_Task details_
Identify and pull out each line of the entries in which "shortcut" occurs.

_Recorded data_
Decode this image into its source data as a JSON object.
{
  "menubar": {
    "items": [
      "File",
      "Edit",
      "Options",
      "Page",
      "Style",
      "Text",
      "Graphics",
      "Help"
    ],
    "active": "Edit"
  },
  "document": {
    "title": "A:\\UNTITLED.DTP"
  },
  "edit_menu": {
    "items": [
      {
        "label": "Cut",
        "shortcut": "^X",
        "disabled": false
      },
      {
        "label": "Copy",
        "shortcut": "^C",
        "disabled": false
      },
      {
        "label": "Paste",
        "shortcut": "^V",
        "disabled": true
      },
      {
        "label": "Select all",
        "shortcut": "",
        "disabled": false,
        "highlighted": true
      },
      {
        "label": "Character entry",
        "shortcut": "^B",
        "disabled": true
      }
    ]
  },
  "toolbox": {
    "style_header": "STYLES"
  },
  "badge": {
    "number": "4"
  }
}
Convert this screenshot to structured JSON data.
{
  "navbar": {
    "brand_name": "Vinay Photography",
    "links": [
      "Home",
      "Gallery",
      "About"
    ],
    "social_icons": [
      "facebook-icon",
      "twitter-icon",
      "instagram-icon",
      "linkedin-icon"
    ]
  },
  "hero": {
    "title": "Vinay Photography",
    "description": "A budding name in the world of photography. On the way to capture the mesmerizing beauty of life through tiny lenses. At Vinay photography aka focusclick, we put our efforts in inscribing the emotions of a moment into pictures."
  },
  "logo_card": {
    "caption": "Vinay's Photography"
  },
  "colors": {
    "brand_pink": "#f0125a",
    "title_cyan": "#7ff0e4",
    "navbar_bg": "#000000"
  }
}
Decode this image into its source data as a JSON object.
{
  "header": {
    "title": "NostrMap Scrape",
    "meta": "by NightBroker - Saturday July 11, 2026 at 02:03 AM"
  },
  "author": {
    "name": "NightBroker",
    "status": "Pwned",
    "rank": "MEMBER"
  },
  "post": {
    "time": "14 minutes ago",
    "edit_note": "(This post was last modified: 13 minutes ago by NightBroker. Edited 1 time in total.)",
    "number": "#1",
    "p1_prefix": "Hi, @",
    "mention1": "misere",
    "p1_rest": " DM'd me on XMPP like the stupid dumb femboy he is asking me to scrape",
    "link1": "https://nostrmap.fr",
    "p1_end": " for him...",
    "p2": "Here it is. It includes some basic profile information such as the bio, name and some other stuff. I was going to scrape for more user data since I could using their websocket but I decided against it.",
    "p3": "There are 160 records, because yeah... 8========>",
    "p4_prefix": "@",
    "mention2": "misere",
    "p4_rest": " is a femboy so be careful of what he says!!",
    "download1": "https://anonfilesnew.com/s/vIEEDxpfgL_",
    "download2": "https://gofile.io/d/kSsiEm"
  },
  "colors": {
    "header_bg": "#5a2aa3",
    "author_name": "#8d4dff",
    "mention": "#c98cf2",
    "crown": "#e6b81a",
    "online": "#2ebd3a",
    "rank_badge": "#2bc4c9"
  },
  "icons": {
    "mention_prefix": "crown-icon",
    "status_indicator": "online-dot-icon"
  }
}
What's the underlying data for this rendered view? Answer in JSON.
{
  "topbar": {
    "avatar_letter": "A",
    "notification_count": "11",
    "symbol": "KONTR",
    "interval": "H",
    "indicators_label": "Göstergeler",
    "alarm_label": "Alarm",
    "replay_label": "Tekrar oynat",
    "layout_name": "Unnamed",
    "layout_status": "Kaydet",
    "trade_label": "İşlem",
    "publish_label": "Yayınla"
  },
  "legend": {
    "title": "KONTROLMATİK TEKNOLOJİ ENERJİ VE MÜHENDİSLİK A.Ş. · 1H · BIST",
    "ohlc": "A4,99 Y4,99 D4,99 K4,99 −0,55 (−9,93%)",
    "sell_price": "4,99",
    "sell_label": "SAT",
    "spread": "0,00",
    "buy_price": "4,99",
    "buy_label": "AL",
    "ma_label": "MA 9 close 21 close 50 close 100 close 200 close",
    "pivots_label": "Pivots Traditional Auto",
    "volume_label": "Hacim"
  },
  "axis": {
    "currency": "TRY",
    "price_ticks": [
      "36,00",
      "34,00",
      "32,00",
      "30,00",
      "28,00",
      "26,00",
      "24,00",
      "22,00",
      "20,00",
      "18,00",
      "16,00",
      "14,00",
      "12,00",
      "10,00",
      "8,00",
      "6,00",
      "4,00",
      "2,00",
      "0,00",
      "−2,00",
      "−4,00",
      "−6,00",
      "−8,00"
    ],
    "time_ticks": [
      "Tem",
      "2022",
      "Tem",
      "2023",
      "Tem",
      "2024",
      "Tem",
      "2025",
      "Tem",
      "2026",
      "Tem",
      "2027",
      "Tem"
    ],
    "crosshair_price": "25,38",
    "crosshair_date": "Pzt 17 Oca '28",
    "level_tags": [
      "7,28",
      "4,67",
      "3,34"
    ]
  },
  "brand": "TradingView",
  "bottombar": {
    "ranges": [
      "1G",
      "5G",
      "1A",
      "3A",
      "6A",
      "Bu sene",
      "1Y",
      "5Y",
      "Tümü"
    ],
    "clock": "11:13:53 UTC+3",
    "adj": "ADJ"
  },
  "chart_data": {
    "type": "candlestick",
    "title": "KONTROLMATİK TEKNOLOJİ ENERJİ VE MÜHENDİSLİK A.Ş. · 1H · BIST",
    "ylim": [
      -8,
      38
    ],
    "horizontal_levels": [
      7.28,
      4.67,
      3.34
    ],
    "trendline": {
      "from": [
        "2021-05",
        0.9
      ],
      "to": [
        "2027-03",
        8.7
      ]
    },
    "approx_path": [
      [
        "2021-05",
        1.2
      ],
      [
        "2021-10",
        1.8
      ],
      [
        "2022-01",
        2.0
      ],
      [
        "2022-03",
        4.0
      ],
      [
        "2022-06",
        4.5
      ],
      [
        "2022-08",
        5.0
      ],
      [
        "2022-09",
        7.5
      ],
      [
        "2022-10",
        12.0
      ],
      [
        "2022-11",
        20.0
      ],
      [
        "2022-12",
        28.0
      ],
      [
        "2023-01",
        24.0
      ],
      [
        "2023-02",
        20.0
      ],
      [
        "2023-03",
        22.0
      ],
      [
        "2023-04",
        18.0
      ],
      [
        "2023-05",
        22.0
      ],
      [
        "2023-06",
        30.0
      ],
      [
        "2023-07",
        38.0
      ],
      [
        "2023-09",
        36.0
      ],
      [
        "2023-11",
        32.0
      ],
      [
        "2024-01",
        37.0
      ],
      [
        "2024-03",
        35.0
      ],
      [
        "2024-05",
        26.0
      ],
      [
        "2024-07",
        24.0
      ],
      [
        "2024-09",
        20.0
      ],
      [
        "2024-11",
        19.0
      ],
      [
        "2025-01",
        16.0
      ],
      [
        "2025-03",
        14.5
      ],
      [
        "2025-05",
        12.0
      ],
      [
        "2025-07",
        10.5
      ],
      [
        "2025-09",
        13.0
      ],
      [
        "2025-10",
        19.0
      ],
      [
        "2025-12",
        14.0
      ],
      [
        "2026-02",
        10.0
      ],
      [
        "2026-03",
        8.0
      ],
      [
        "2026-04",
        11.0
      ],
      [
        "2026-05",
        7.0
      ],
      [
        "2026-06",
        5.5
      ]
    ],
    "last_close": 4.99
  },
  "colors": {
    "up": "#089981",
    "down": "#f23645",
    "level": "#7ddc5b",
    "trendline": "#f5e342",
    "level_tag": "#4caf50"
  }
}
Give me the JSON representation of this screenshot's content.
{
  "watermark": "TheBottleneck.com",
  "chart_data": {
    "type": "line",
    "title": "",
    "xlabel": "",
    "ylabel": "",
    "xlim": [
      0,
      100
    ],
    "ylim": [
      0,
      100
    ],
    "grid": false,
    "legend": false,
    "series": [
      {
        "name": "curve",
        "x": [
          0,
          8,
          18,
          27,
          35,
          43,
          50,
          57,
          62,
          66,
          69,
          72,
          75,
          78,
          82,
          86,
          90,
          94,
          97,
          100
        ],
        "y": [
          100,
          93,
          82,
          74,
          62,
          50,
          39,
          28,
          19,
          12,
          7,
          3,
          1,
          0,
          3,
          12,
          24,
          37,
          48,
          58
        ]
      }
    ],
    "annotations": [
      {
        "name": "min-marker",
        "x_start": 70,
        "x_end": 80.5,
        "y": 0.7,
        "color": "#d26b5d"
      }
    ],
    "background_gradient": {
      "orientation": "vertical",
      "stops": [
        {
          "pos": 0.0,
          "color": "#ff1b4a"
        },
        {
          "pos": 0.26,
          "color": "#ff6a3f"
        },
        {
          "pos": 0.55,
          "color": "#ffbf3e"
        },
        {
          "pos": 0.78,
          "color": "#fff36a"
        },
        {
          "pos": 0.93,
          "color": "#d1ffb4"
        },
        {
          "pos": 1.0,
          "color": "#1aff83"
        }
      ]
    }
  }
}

_Solution to this exercise_
        "shortcut": "^X",
        "shortcut": "^C",
        "shortcut": "^V",
        "shortcut": "",
        "shortcut": "^B",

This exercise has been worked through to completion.